Copy out all lines of the records in which the word "Wind" appears.

DATASET ENTRIES |
###

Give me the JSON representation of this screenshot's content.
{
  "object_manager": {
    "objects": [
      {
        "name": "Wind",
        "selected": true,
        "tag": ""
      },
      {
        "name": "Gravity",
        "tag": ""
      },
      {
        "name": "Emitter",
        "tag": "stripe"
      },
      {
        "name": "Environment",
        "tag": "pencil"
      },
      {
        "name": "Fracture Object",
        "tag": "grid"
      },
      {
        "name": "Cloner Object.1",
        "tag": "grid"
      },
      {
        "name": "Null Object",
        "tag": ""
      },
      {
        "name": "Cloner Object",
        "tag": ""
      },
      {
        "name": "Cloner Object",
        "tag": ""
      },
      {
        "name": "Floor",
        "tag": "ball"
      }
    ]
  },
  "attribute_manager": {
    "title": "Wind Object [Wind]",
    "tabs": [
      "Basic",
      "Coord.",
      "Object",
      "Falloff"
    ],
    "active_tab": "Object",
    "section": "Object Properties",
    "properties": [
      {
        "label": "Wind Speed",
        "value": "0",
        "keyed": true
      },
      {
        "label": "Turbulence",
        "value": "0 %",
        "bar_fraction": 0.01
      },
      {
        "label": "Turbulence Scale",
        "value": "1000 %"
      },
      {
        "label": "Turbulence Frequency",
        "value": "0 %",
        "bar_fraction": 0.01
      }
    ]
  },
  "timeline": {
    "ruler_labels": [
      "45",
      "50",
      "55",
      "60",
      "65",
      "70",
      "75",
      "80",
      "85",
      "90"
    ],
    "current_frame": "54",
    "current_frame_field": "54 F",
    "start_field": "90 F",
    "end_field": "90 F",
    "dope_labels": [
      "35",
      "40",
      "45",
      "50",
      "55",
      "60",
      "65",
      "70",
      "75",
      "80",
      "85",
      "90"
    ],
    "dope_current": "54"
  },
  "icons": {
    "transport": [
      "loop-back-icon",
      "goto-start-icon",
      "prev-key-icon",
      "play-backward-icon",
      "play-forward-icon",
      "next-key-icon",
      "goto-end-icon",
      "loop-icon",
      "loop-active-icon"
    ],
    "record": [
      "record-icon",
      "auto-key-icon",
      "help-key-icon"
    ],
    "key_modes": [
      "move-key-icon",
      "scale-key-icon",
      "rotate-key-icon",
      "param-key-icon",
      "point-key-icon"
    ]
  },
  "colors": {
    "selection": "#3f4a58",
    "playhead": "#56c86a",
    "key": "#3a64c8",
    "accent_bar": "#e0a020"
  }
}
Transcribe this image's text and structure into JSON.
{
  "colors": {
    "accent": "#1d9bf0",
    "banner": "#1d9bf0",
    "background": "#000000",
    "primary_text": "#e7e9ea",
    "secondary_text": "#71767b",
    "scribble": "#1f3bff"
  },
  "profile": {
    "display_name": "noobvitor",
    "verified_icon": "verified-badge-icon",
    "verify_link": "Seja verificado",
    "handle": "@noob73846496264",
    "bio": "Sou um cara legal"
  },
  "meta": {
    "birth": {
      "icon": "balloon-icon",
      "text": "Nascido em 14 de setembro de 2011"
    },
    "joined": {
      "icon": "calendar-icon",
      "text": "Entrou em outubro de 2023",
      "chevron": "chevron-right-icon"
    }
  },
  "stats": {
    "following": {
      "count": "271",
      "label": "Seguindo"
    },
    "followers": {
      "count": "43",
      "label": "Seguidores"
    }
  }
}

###

RESPONSE TO THIS TASK |
        "name": "Wind",
    "title": "Wind Object [Wind]",
        "label": "Wind Speed",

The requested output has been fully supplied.